© 2021 WOSU Public Media
Play Live Radio
Next Up:
0:00
0:00
Available On Air Stations
News Partners

Psychedelic Font: How Wes Wilson Turned Hippie Era Turmoil Into Art

A Wes Wilson poster promoting the 13th Floor Elevators, Great Society, Sopwith Camel at the Fillmore Auditorium on August 26 and 27, 1966.
A Wes Wilson poster promoting the 13th Floor Elevators, Great Society, Sopwith Camel at the Fillmore Auditorium on August 26 and 27, 1966.

It's been 50 years since artist Wes Wilson invented the psychedelic font that was popular in the '60 and '70s. Wilson, fueled by the war in Vietnam and social tensions throughout the country, turned turmoil into art.

The colorful, balloon-shaped writing Wilson featured on posters for concerts in San Francisco helped define a time and place.

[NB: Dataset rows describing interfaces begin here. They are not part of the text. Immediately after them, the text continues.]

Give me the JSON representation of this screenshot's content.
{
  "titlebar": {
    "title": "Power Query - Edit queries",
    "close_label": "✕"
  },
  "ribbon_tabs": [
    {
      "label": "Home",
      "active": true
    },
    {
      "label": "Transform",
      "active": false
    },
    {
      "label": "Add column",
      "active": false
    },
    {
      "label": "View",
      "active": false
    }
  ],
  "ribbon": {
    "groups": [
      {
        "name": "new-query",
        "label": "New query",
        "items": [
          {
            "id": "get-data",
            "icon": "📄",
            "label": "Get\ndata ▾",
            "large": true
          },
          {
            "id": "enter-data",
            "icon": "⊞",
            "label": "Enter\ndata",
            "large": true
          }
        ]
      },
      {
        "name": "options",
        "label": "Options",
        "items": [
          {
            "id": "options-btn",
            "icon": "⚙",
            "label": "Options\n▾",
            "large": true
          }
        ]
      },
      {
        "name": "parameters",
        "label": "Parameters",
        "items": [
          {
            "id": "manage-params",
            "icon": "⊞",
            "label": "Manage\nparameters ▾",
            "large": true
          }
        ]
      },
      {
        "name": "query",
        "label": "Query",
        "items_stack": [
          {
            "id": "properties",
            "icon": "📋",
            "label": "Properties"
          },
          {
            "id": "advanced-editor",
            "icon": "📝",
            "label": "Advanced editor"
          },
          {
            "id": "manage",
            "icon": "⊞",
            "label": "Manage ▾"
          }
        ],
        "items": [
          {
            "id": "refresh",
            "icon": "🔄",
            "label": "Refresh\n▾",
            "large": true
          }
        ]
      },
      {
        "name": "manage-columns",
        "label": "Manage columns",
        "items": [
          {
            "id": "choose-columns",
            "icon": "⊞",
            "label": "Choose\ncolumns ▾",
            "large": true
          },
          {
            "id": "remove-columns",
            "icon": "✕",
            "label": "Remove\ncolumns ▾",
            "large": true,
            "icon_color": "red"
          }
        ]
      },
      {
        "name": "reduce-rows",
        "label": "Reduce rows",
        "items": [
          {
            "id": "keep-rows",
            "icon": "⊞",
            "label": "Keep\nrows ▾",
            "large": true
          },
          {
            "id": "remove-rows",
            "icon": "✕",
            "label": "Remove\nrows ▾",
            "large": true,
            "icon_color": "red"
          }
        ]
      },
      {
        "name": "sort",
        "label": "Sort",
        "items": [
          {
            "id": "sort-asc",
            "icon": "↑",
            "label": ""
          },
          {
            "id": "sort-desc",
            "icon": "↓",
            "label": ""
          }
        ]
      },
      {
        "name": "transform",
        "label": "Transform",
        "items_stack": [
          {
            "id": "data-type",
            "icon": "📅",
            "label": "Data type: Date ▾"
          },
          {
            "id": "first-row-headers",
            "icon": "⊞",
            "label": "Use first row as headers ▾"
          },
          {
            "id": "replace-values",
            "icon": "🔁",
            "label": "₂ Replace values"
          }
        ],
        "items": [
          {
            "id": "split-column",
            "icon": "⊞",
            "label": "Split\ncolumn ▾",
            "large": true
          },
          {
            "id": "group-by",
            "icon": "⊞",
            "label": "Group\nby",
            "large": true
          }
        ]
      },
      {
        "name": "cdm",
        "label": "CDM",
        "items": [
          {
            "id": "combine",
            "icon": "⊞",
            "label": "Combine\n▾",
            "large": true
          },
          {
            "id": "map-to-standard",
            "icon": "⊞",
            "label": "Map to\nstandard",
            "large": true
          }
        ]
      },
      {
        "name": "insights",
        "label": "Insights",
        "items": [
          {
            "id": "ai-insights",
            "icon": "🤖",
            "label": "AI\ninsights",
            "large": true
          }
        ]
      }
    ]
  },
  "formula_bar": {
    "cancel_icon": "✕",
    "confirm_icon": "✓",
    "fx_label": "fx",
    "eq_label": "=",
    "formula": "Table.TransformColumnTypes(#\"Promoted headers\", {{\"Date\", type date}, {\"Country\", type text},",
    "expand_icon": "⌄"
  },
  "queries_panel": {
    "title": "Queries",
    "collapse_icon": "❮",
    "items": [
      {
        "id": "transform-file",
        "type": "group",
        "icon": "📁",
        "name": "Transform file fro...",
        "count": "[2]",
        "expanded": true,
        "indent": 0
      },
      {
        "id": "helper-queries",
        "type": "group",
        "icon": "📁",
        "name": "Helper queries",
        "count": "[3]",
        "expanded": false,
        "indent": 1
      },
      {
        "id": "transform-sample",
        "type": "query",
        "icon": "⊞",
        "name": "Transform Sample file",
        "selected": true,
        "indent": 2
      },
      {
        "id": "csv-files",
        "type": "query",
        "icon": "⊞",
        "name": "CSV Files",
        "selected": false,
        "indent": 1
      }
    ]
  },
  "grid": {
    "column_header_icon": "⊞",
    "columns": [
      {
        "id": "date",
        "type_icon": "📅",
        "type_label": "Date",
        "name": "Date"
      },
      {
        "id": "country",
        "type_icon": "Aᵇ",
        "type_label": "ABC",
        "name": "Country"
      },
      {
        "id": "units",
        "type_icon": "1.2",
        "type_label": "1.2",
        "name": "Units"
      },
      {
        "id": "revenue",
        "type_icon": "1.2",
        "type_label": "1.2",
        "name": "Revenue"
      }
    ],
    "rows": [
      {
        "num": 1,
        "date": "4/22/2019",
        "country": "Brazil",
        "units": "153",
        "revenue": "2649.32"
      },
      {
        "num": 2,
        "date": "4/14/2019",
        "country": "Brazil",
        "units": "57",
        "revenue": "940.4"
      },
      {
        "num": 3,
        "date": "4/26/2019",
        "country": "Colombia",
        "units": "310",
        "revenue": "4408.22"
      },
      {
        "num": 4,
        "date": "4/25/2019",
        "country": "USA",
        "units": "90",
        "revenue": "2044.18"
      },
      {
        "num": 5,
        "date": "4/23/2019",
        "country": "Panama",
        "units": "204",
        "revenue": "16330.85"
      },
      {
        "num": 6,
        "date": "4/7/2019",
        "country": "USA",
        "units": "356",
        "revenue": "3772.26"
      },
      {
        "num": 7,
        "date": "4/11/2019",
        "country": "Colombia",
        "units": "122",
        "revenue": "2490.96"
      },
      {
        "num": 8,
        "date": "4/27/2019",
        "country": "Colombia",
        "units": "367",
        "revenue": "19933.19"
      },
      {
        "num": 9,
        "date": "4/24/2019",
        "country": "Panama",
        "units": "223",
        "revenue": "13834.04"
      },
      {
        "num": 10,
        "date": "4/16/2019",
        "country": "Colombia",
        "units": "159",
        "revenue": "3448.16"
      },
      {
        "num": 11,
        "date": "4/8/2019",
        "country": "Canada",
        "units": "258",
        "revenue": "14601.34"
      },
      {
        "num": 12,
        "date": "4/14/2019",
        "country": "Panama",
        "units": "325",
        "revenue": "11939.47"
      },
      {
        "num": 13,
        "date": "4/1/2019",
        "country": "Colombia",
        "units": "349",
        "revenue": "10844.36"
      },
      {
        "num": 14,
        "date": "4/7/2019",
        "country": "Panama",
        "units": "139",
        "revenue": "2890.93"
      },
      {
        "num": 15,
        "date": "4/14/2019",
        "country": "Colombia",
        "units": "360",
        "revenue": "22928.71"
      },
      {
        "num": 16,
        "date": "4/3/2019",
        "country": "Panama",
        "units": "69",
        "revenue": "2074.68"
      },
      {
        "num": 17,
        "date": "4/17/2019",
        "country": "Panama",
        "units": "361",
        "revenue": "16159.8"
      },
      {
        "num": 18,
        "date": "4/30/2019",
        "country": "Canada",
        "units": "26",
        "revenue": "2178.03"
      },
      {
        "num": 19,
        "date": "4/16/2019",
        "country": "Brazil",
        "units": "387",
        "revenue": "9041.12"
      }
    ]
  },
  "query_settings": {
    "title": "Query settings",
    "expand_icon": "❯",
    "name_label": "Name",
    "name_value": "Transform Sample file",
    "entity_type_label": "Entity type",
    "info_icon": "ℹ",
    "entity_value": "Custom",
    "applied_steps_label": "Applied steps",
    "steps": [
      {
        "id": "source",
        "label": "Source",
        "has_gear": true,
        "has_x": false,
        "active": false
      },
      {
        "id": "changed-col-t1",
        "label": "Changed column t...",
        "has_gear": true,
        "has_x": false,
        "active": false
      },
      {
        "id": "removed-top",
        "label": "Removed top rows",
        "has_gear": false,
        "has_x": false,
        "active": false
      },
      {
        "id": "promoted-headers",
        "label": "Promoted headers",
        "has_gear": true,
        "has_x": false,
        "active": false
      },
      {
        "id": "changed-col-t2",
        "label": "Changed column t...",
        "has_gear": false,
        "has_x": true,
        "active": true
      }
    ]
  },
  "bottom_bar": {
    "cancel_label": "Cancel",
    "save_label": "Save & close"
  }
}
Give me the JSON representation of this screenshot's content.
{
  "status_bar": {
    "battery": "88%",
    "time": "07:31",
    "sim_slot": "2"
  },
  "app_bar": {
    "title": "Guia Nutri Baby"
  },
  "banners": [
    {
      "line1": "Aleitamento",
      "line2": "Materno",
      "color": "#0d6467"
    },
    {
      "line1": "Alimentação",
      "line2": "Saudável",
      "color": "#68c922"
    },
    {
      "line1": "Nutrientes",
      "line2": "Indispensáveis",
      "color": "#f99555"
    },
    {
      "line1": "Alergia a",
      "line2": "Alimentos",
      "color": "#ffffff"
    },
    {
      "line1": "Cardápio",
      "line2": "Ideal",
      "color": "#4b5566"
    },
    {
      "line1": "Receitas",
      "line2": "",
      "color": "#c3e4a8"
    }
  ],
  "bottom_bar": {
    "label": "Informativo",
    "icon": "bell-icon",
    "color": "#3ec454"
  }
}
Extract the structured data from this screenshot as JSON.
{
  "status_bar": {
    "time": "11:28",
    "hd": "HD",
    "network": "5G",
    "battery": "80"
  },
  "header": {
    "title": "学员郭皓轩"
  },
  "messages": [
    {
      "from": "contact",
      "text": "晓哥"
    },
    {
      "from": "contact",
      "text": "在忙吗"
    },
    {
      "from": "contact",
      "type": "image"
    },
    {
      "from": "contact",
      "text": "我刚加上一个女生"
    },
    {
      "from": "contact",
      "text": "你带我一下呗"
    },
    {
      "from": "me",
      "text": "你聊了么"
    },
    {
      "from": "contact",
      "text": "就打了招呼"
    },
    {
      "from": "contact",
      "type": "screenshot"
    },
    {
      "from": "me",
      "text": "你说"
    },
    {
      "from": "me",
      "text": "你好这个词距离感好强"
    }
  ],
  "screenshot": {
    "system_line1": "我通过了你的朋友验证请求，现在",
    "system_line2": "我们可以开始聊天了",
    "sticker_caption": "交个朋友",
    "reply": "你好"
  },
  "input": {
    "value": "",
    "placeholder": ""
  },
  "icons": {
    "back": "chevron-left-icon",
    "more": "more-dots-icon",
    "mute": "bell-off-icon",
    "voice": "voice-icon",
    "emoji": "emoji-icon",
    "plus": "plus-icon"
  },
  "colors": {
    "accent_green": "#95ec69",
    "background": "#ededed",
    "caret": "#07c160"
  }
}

"I think what inspired my art was a little bit of both music and the times, and basically, I wanted to do a poster that people liked to look at. And I wanted to use up all the space," Wilson tells NPR's Renee Montagne. "Once the color came into being then I was very inspired to try to put together colors that were really exciting — and the idea of using colors, complimentary colors right next to each other. And so it was kind of the combination of a whole bunch of things, and all based on this idealism of 'things are going to get better.' "

Copyright 2021 NPR. To see more, visit https://www.npr.org.